PITTSBURGH -- Neal Huntington is going to field plenty of phone calls and text messages over the next 10 days. Of course he is -- that’s his job leading up to the Trade Deadline. But even if the Pirates trade away veterans for prospects, the general manager won’t be picking
PITTSBURGH -- Neal Huntington is going to field plenty of phone calls and text messages over the next 10 days. Of course he is -- that’s his job leading up to the Trade Deadline. But even if the Pirates trade away veterans for prospects, the general manager won’t be picking up his phone to offer up closer Felipe Vázquez.
Speaking with reporters before Sunday’s series finale at PNC Park, Huntington made it clear that he will listen to all kinds of offers as the July 31 Trade Deadline approaches -- some in the interest of adding for the present, others for the future. But it would take an offer they simply can’t refuse to pry Vazquez, a two-time All-Star, from the Pirates.
“We certainly understand why his name gets floated. He’s one of the best relievers in baseball,” Huntington said. “We’re sitting behind a handful of teams. There is a history of teams sitting behind a handful of teams being willing to trade players, so it makes sense. We also have four-plus years of potential contribution from one of the best relievers in baseball.
“My job is to listen when someone makes the call, but we’re not the one placing the calls to see what’s out there. If somebody wants to explore anybody on our club, we have to. Back in the day, we had to explore on anybody and it’s no different. It’s our job.
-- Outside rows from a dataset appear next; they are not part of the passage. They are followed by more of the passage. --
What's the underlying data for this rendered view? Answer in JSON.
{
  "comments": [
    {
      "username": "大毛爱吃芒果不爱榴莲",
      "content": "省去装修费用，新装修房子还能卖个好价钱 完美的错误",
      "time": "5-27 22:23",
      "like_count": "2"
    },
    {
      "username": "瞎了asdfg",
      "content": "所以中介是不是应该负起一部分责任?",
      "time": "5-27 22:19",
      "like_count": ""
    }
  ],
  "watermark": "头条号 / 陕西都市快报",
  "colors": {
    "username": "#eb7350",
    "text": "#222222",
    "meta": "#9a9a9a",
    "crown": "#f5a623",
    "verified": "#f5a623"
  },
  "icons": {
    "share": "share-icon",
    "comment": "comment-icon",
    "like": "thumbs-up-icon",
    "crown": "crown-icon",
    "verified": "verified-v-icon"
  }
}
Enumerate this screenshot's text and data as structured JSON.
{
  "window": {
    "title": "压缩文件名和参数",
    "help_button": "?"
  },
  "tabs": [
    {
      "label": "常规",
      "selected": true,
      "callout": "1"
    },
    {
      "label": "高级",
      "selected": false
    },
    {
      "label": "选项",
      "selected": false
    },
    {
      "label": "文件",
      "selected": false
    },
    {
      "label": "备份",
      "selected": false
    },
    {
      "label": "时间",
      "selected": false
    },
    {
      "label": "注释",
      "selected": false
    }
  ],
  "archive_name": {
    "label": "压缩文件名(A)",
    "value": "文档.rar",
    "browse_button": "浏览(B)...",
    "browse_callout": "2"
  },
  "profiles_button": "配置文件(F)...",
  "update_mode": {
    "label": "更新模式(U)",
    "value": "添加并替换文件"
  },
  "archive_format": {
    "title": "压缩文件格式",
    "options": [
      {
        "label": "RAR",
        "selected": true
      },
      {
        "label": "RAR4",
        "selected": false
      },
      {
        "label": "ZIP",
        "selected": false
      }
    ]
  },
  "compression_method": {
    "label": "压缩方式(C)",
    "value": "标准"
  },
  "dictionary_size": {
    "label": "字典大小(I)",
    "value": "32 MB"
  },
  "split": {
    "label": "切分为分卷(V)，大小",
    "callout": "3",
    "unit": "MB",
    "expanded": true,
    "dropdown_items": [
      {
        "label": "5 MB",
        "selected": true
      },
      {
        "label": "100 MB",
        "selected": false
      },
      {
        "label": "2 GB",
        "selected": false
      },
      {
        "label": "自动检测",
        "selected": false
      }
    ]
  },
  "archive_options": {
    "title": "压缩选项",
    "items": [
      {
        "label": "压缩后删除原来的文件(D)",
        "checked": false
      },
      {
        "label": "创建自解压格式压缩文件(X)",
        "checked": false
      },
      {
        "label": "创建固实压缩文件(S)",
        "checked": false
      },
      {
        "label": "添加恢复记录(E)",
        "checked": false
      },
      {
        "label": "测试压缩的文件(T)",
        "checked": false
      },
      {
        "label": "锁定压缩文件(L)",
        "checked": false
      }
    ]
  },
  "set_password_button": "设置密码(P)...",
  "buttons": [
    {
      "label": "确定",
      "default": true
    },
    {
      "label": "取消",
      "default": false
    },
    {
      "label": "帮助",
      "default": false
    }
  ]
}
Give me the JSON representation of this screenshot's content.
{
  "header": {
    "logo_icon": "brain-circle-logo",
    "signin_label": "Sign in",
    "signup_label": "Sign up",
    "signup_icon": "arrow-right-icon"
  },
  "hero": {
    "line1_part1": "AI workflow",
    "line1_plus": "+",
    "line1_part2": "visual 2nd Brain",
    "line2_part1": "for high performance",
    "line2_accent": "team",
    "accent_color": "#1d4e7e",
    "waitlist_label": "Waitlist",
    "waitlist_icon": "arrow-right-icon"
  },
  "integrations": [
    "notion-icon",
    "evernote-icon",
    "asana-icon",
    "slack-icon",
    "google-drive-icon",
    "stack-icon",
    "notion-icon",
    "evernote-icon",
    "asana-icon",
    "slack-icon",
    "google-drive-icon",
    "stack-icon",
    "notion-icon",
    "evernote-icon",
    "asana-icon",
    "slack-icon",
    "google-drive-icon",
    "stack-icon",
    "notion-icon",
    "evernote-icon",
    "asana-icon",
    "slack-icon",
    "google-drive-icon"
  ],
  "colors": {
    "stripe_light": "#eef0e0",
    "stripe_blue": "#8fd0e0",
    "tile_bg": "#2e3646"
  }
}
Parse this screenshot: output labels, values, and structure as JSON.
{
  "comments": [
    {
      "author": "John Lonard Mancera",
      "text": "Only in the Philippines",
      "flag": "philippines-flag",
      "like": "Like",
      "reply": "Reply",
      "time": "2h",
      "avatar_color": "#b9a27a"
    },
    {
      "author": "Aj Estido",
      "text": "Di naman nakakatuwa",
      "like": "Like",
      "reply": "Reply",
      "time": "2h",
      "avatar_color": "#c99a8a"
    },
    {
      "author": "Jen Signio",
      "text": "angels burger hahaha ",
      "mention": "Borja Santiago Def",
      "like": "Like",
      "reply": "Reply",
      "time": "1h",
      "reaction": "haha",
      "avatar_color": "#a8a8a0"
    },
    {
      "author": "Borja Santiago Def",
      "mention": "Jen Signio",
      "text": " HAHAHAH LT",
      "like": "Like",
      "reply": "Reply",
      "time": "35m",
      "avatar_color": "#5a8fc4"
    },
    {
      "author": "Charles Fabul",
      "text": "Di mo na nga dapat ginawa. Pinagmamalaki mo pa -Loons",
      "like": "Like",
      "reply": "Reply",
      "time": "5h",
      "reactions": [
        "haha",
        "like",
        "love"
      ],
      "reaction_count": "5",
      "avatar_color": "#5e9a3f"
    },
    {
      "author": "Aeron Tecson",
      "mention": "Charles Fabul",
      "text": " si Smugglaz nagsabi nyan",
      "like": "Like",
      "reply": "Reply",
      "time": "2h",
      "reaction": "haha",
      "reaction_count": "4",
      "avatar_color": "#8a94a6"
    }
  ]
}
The rumor mill takes it where it takes it.
“But we always have to entertain ways to make this organization -- and ideally this current club -- better. Sometimes you make the future clubs better, but we fully anticipate Felipe will be closing the next playoff games that we’re a part of.”
The Pirates have a history of trading their closers, but typically when they’re nearing free agency. They dealt Mark Melancon in 2016, exchanging two months of the veteran right-hander for Vazquez and prospect Taylor Hearn, who wound up being flipped for Keone Kela. They dealt left-hander Tony Watson for shortstop prospect Oneil Cruz in '17.
But Pittsburgh doesn’t have an extensive history of trading players who are signed to team-friendly contracts for the foreseeable future, like Vazquez. The 28-year-old lefty is in the second season of a four-year, $22 million contract that includes a pair of $10 million club options for 2022-23. He is due only $5.25 million next year and $7.25 million in '21, bargain rates for someone as productive he's been.
There is bound to be widespread interest in Vazquez for all the same reasons the Pirates want him on board. He is a dominant left-handed reliever with closing experience. He is in the prime of his career, at 28 years old. And he is eminently affordable. But such players typically net the trading teams huge returns -- look at what the Yankees got (Gleyber Torres, Adam Warren, Billy McKinney and Rashad Crawford) for only three months of Aroldis Chapman in 2016 -- and interested clubs may not meet the Pirates’ asking price.
Some might argue that the Pirates have no need for a shut-down closer like Vazquez given their place in the standings, but Huntington countered that the Bucs aren’t in a rebuilding situation. In other words, their next playoff team will need a late-inning arm like Vazquez.
“If we were expecting to lose 100 games next year, then it’s a different approach,” Huntington said. “But our expectation is to be right back in this -- if we don’t get there this year -- to be right back in this next year, and to have a guy like that in the back end is really important.”
Around the horn
• The Pirates are planning to activate Opening Day setup man Keone Kela (right shoulder inflammation) before Monday’s series opener against the Cardinals at PNC Park. Kela didn’t feel like his stuff was up to par when he tried to pitch in late May, but Huntington said the reports from Kela’s recent Triple-A rehab assignment indicated that his fastball velocity sat in the mid-90s with late life and his curveball was sharp with late break. That should bode well for their bullpen.
“Very positive,” Huntington said. “When we get to that point to activate him, we’ll see how it plays at the Major League level. A different guy this time than last time.”
• Huntington said Opening Day starter Jameson Taillon (right elbow flexor tendon strain) is still “working through his throwing progression” and “trying to see how that goes.” Taillon has said he is taking his recovery day by day, and Huntington added that the training staff is reacting to how Taillon feels each time he plays catch.
• On Saturday night, Clint Hurdle recorded his 712th win as the Pirates’ manager, passing Chuck Tanner (711) for fourth on the franchise’s all-time wins list. Appropriately enough, the victory occurred on the night the Pirates celebrated the 40th anniversary of the Tanner-led 1979 Bucs’ World Series championship.
Adam Berry has covered the Pirates for MLB.com since 2015. Follow him on Twitter and Facebook and read his blog.